Na"tion (?), n. [F. nation, L. natio nation, race, orig., a being born, fr. natus, p.p. of nasci, to be born, for gnatus, gnaci, from the same root as E. kin. 44. See Kin kindred, and cf. Cognate, Natal, Native.]
A part, or division, of the people of the earth, distinguished from the rest by common descent, language, or institutions; a race; a stock.
All nations, and kindreds, and people, and tongues.
Rev. vii. 9.
The body of inhabitants of a country, united under an independent government of their own.
A nation is the unity of a people.
Praise the power that hath made and preserved us a nation.
F. S. Key.
One of the divisions of university students in a classification according to nativity, formerly common in Europe.
(b) Scotch Universities

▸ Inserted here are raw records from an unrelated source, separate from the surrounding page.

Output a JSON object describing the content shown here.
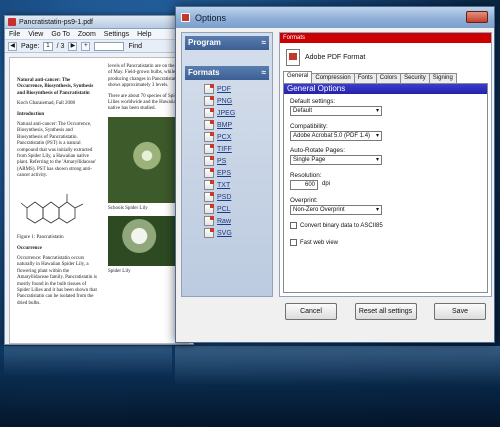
{
  "viewer": {
    "title": "Pancratistatin-ps9-1.pdf",
    "menu": [
      "File",
      "View",
      "Go To",
      "Zoom",
      "Settings",
      "Help"
    ],
    "page_label": "Page:",
    "page_current": "1",
    "page_of": "/ 3",
    "find_label": "Find",
    "doc": {
      "heading": "Natural anti-cancer: The Occurrence, Biosynthesis, Synthesis and Biosynthesis of Pancratistatin",
      "author": "Koch Gharaiemad, Fall 2008",
      "intro_head": "Introduction",
      "intro": "Natural anti-cancer: The Occurrence, Biosynthesis, Synthesis and Biosynthesis of Pancratistatin. Pancratistatin (PST) is a natural compound that was initially extracted from Spider Lily, a Hawaiian native plant. Referring to the 'Amaryllidaceae' (ARMS). PST has shown strong anti-cancer activity.",
      "fig_caption": "Figure 1: Pancratistatin",
      "occ_head": "Occurrence",
      "occ": "Occurrence: Pancratistatin occurs naturally in Hawaiian Spider Lily, a flowering plant within the Amaryllidaceae family. Pancratistatin is mostly found in the bulb tissues of Spider Lilies and it has been shown that Pancratistatin can be isolated from the dried bulbs.",
      "col2_top": "levels of Pancratistatin are on the order of May. Field-grown bulbs, while producing changes in Pancratistatin, shows approximately 3 levels.",
      "col2_mid": "There are about 70 species of Spider Lilies worldwide and the Hawaiian native has been studied.",
      "photo_caption": "Schools Spider Lily",
      "photo2_caption": "Spider Lily"
    }
  },
  "dialog": {
    "title": "Options",
    "sidebar": {
      "program_label": "Program",
      "formats_label": "Formats",
      "items": [
        "PDF",
        "PNG",
        "JPEG",
        "BMP",
        "PCX",
        "TIFF",
        "PS",
        "EPS",
        "TXT",
        "PSD",
        "PCL",
        "Raw",
        "SVG"
      ]
    },
    "main": {
      "header": "Formats",
      "format_name": "Adobe PDF Format",
      "tabs": [
        "General",
        "Compression",
        "Fonts",
        "Colors",
        "Security",
        "Signing"
      ],
      "section": "General Options",
      "default_settings_label": "Default settings:",
      "default_settings_value": "Default",
      "compat_label": "Compatibility:",
      "compat_value": "Adobe Acrobat 5.0 (PDF 1.4)",
      "autorotate_label": "Auto-Rotate Pages:",
      "autorotate_value": "Single Page",
      "resolution_label": "Resolution:",
      "resolution_value": "600",
      "resolution_unit": "dpi",
      "overprint_label": "Overprint:",
      "overprint_value": "Non-Zero Overprint",
      "convert_label": "Convert binary data to ASCII85",
      "fastweb_label": "Fast web view"
    },
    "buttons": {
      "cancel": "Cancel",
      "reset": "Reset all settings",
      "save": "Save"
    }
  },
  "colors": {
    "accent": "#c00000",
    "section": "#2b2bbf",
    "background": "#17497e"
  }
}
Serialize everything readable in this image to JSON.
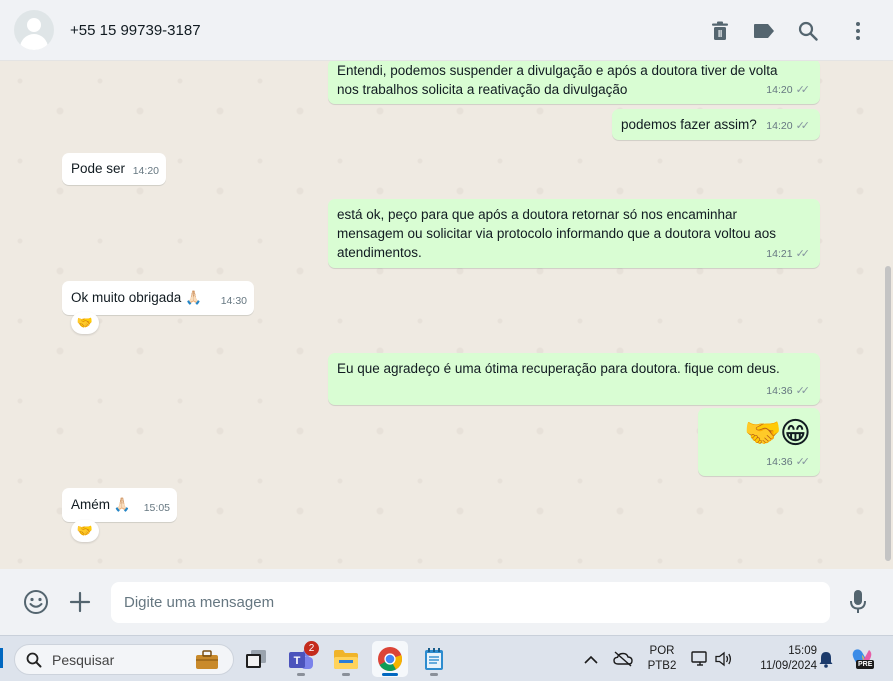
{
  "header": {
    "contact": "+55 15 99739-3187",
    "icons": [
      "delete-icon",
      "label-icon",
      "search-icon",
      "menu-icon"
    ]
  },
  "messages": [
    {
      "dir": "out",
      "lines": [
        "Entendi, podemos suspender a divulgação e após a doutora tiver de volta",
        "nos trabalhos solicita a reativação da divulgação"
      ],
      "time": "14:20",
      "ticks": "✓✓"
    },
    {
      "dir": "out",
      "lines": [
        "podemos fazer assim?"
      ],
      "time": "14:20",
      "ticks": "✓✓"
    },
    {
      "dir": "in",
      "lines": [
        "Pode ser"
      ],
      "time": "14:20"
    },
    {
      "dir": "out",
      "lines": [
        "está ok, peço para que após a doutora retornar só nos encaminhar",
        "mensagem ou solicitar via protocolo informando que a doutora voltou aos",
        "atendimentos."
      ],
      "time": "14:21",
      "ticks": "✓✓"
    },
    {
      "dir": "in",
      "lines": [
        "Ok muito obrigada 🙏🏻"
      ],
      "time": "14:30",
      "reaction": "🤝"
    },
    {
      "dir": "out",
      "lines": [
        "Eu que agradeço é uma ótima recuperação para doutora. fique com deus."
      ],
      "time": "14:36",
      "ticks": "✓✓"
    },
    {
      "dir": "out",
      "lines": [
        "🤝😁"
      ],
      "time": "14:36",
      "ticks": "✓✓"
    },
    {
      "dir": "in",
      "lines": [
        "Amém 🙏🏻"
      ],
      "time": "15:05",
      "reaction": "🤝"
    }
  ],
  "composer": {
    "placeholder": "Digite uma mensagem"
  },
  "taskbar": {
    "search_label": "Pesquisar",
    "teams_badge": "2",
    "lang_1": "POR",
    "lang_2": "PTB2",
    "time": "15:09",
    "date": "11/09/2024",
    "copilot_badge": "PRE"
  },
  "colors": {
    "outgoing_bubble": "#d9fdd3",
    "incoming_bubble": "#ffffff",
    "chat_background": "#efeae2",
    "header_background": "#f0f2f5"
  }
}
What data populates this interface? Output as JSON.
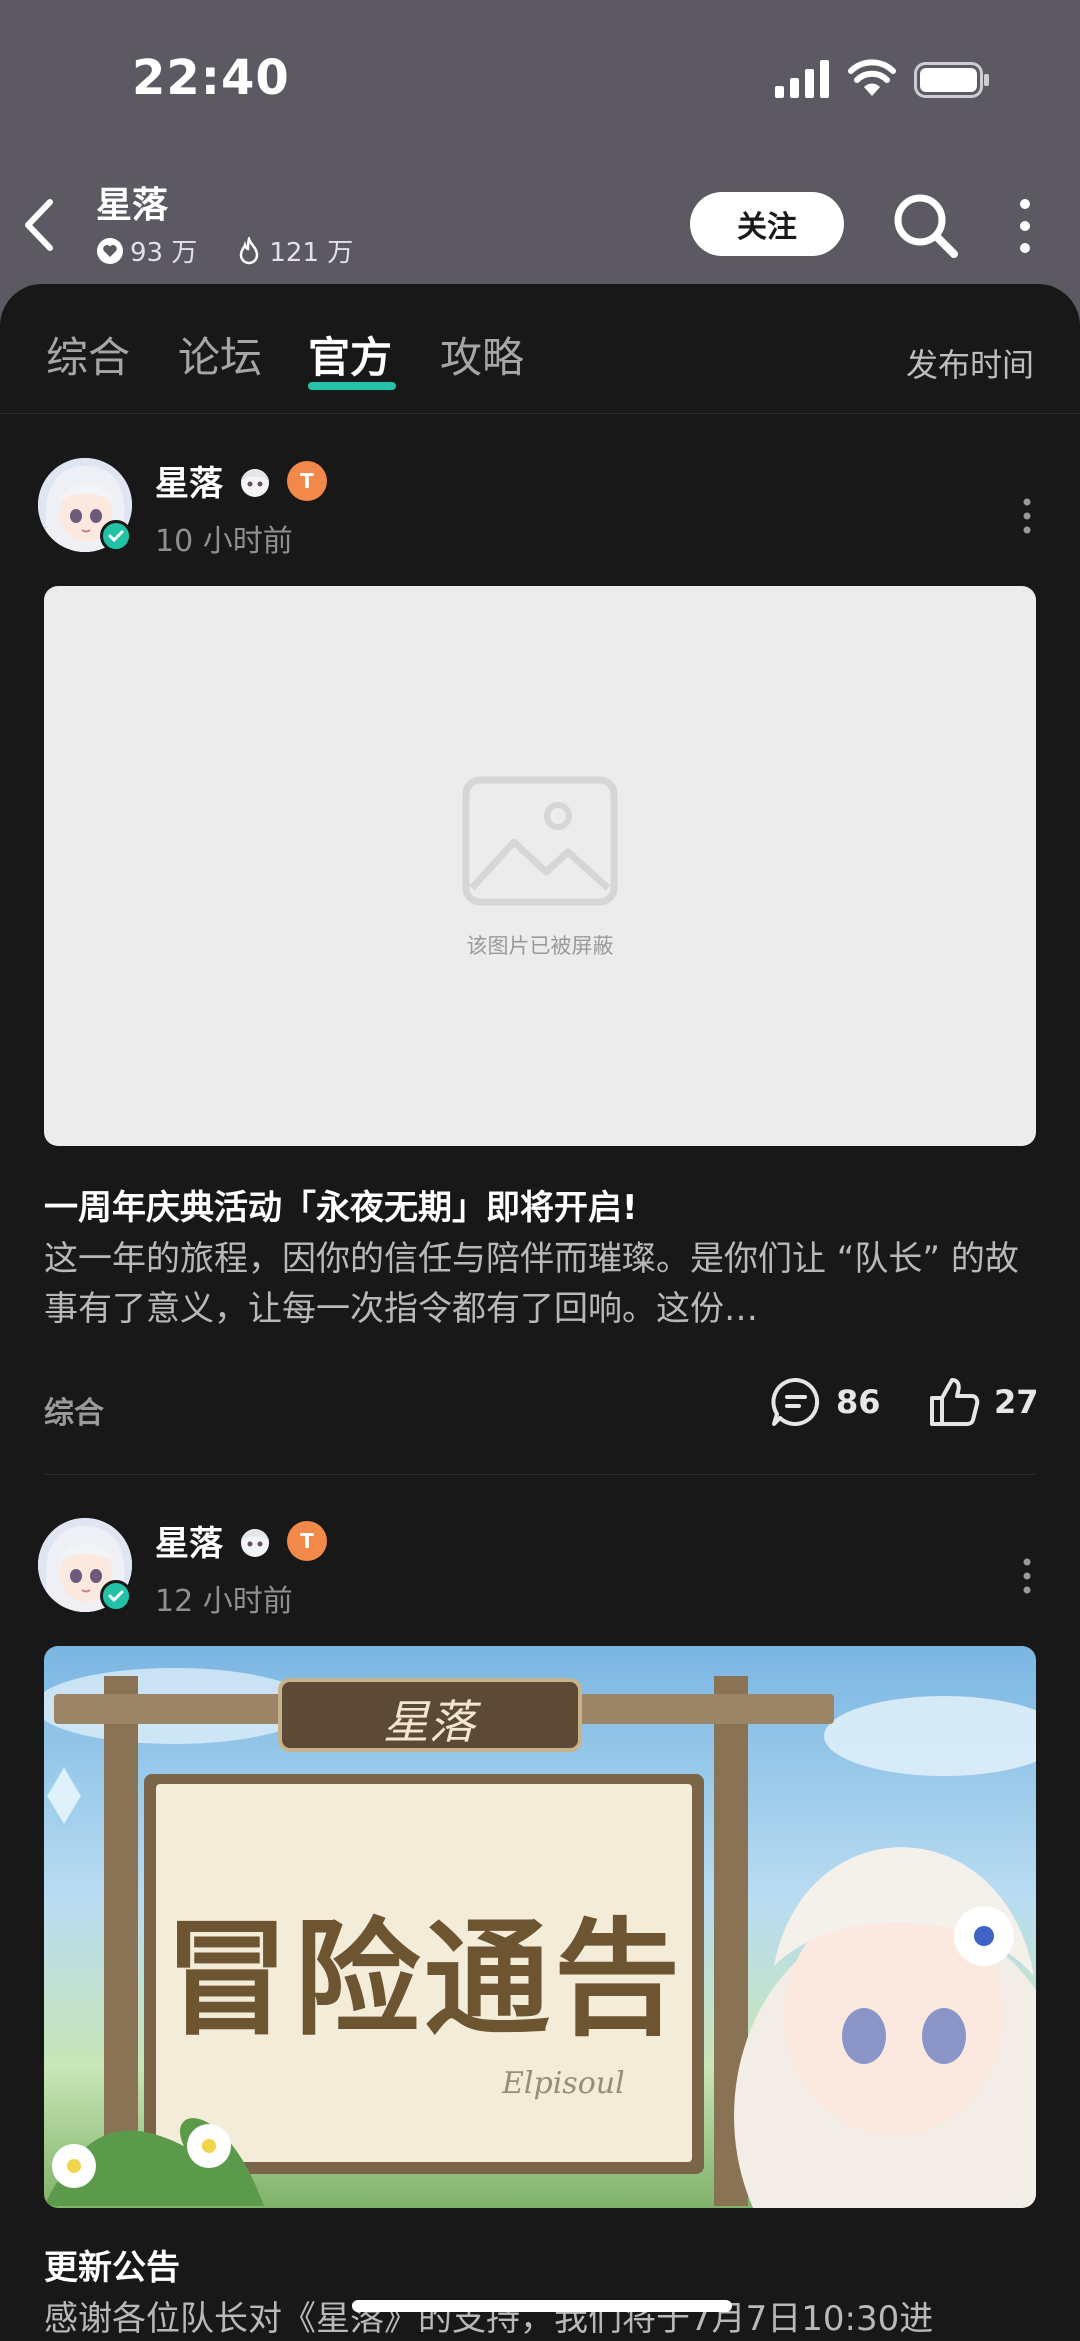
{
  "status_bar": {
    "time": "22:40"
  },
  "header": {
    "title": "星落",
    "followers": "93 万",
    "heat": "121 万",
    "follow_label": "关注"
  },
  "tabs": {
    "items": [
      "综合",
      "论坛",
      "官方",
      "攻略"
    ],
    "active": "官方",
    "sort_label": "发布时间"
  },
  "posts": [
    {
      "author": "星落",
      "time": "10 小时前",
      "image_blocked_text": "该图片已被屏蔽",
      "title": "一周年庆典活动「永夜无期」即将开启!",
      "body": "这一年的旅程，因你的信任与陪伴而璀璨。是你们让 “队长” 的故事有了意义，让每一次指令都有了回响。这份…",
      "category": "综合",
      "comments": "86",
      "likes": "27"
    },
    {
      "author": "星落",
      "time": "12 小时前",
      "banner_text": "冒险通告",
      "banner_logo": "星落",
      "banner_sign": "Elpisoul",
      "title": "更新公告",
      "body": "感谢各位队长对《星落》的支持，我们将于7月7日10:30进"
    }
  ],
  "colors": {
    "accent": "#25c4a9",
    "sheet_bg": "#181818",
    "header_bg": "#5c5962",
    "badge": "#f2884a"
  }
}
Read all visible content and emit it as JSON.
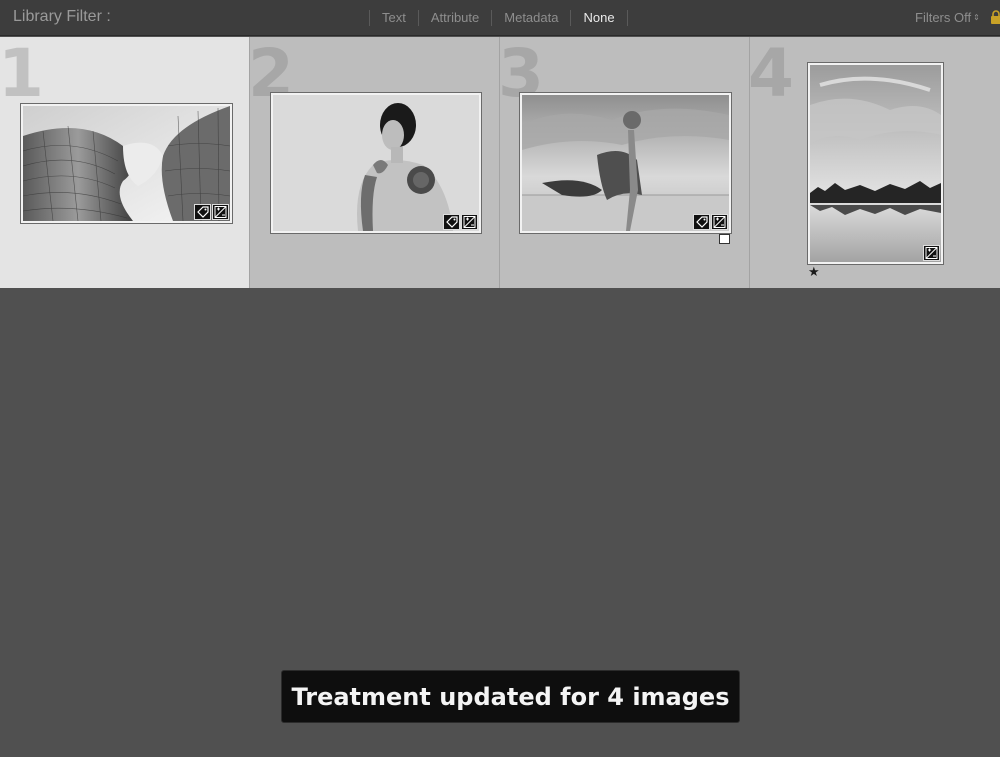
{
  "filter_bar": {
    "title": "Library Filter :",
    "tabs": [
      {
        "label": "Text",
        "active": false
      },
      {
        "label": "Attribute",
        "active": false
      },
      {
        "label": "Metadata",
        "active": false
      },
      {
        "label": "None",
        "active": true
      }
    ],
    "filters_status": "Filters Off",
    "filters_arrows": "⌃⌄",
    "lock_icon": "lock-icon"
  },
  "grid": {
    "cells": [
      {
        "number": "1",
        "selected": true,
        "image": "spiral-architecture-photo",
        "badges": [
          "tag-icon",
          "develop-adjust-icon"
        ],
        "flag": false,
        "rating": ""
      },
      {
        "number": "2",
        "selected": false,
        "image": "tattooed-woman-portrait-photo",
        "badges": [
          "tag-icon",
          "develop-adjust-icon"
        ],
        "flag": false,
        "rating": ""
      },
      {
        "number": "3",
        "selected": false,
        "image": "beach-dancer-photo",
        "badges": [
          "tag-icon",
          "develop-adjust-icon"
        ],
        "flag": true,
        "rating": ""
      },
      {
        "number": "4",
        "selected": false,
        "image": "lake-reflection-photo",
        "badges": [
          "develop-adjust-icon"
        ],
        "flag": false,
        "rating": "★"
      }
    ]
  },
  "toast": {
    "message": "Treatment updated for 4 images"
  },
  "colors": {
    "background": "#505050",
    "filter_bar": "#3d3d3d",
    "cell": "#bdbdbd",
    "cell_selected": "#e4e4e4",
    "toast": "#0e0e0e"
  }
}
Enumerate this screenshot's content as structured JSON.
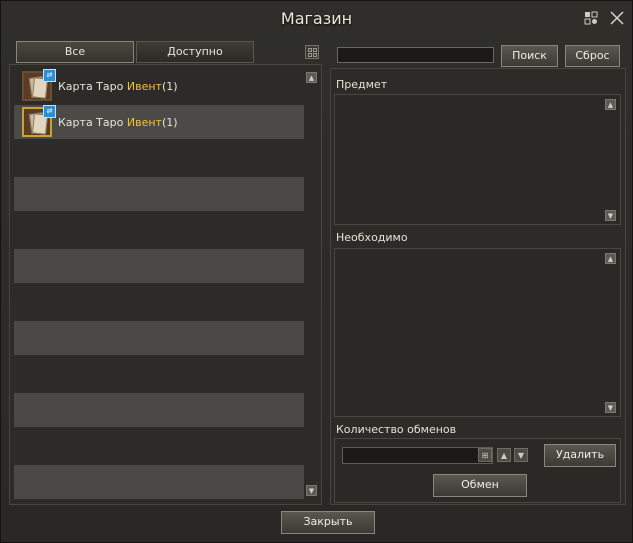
{
  "window": {
    "title": "Магазин"
  },
  "tabs": [
    {
      "label": "Все"
    },
    {
      "label": "Доступно"
    }
  ],
  "items": [
    {
      "name": "Карта Таро ",
      "tag": "Ивент",
      "count": "(1)"
    },
    {
      "name": "Карта Таро ",
      "tag": "Ивент",
      "count": "(1)"
    }
  ],
  "search": {
    "value": "",
    "search_label": "Поиск",
    "reset_label": "Сброс"
  },
  "sections": {
    "item": "Предмет",
    "required": "Необходимо",
    "exchange_count": "Количество обменов"
  },
  "buttons": {
    "delete": "Удалить",
    "exchange": "Обмен",
    "close": "Закрыть"
  },
  "colors": {
    "event_tag": "#f0c23a",
    "background": "#2c2b27"
  },
  "icons": {
    "settings": "gear-puzzle-icon",
    "close": "close-icon",
    "grid": "grid-view-icon"
  }
}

One of the four divisions (named from the parts of Scotland) in which students were classified according to their nativity.
A great number; a great deal; -- by way of emphasis; as, a nation of herbs.
Five nations. See under Five. -- Law of nations. See International law, under International, and Law.
Syn. -- people; race. See People.
© Webster 1913.